### TASK GOAL
Copy each line from the data that has the word "Policy" in it.

### SUPPLIED ENTRIES

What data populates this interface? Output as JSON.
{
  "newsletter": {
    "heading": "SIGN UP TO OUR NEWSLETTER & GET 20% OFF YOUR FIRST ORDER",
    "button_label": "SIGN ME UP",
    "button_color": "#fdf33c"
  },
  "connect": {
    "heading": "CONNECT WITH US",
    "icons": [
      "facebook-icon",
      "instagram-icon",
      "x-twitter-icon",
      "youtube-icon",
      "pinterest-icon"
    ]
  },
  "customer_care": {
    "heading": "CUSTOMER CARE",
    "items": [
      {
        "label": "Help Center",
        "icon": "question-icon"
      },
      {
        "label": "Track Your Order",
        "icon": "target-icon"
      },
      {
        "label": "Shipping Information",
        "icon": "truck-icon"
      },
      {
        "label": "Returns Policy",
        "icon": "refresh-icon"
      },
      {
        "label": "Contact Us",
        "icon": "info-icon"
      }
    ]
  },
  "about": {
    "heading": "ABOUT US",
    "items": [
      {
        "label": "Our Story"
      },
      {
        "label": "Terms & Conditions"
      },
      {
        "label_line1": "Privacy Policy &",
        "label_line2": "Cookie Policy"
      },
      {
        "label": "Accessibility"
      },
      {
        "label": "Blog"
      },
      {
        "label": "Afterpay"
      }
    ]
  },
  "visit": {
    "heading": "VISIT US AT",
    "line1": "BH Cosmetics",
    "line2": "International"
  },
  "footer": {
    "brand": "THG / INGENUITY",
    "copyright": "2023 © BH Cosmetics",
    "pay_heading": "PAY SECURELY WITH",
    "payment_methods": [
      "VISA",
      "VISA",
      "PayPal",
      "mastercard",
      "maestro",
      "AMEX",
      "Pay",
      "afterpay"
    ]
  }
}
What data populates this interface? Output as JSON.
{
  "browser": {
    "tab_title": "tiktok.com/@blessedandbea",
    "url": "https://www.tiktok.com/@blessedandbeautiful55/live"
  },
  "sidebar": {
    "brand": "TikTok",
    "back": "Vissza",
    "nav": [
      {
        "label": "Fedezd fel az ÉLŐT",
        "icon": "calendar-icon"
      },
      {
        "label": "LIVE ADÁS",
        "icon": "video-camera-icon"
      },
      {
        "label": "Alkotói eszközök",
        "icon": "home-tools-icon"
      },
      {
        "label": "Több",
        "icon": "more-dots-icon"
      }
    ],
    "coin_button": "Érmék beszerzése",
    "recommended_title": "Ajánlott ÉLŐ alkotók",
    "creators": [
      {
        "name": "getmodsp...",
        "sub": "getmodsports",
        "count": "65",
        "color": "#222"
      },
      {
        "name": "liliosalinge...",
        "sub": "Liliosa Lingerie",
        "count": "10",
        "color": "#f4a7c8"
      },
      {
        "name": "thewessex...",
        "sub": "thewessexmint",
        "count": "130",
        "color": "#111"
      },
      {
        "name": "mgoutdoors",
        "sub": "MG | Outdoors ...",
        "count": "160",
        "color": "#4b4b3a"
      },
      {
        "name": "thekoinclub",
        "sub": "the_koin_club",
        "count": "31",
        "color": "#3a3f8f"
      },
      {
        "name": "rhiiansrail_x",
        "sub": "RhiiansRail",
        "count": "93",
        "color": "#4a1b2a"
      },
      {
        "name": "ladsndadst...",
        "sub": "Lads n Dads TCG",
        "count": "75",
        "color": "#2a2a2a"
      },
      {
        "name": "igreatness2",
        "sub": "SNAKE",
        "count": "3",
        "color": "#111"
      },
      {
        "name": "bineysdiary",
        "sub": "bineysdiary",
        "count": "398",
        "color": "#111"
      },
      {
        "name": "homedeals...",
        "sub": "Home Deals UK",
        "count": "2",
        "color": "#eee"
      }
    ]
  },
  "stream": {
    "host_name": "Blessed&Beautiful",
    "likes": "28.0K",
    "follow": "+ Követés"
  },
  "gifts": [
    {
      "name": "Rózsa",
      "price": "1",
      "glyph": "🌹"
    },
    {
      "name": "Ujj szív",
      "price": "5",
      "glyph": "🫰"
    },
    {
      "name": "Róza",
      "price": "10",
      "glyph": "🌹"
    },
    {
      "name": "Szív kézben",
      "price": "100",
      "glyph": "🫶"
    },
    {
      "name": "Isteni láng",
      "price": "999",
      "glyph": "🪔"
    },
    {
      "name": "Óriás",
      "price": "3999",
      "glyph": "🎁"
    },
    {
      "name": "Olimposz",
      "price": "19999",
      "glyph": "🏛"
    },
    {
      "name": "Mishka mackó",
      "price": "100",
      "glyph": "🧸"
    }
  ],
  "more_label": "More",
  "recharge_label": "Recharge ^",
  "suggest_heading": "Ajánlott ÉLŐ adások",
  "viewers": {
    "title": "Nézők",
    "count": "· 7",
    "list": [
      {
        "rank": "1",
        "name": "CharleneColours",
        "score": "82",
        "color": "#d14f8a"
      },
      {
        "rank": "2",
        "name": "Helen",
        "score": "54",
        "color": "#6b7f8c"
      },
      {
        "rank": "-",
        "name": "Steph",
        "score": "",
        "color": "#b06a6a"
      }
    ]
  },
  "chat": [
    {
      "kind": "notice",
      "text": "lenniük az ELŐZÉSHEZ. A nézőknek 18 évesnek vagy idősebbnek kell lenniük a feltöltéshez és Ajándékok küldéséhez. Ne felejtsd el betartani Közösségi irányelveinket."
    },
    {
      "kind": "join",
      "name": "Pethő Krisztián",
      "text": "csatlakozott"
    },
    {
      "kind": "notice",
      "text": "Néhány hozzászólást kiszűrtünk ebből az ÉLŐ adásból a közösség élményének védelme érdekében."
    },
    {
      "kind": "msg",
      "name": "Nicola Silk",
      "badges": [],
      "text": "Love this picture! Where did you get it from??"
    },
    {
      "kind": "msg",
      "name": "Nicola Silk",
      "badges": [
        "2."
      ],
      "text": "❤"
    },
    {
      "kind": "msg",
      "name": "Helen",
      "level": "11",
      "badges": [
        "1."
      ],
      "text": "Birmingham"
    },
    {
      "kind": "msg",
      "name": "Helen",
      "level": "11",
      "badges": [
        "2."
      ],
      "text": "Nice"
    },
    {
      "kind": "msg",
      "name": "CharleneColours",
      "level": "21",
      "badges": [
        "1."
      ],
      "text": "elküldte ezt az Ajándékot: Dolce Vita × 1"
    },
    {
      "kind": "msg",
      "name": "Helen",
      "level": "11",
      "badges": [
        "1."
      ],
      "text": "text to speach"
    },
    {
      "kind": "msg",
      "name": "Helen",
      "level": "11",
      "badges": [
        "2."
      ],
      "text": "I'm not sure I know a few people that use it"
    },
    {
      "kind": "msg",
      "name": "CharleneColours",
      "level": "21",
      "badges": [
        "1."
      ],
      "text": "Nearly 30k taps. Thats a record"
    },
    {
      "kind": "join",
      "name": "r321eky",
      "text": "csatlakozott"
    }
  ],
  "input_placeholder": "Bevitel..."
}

### TASK SOLUTION
        "label": "Returns Policy",
        "label_line1": "Privacy Policy &",
        "label_line2": "Cookie Policy"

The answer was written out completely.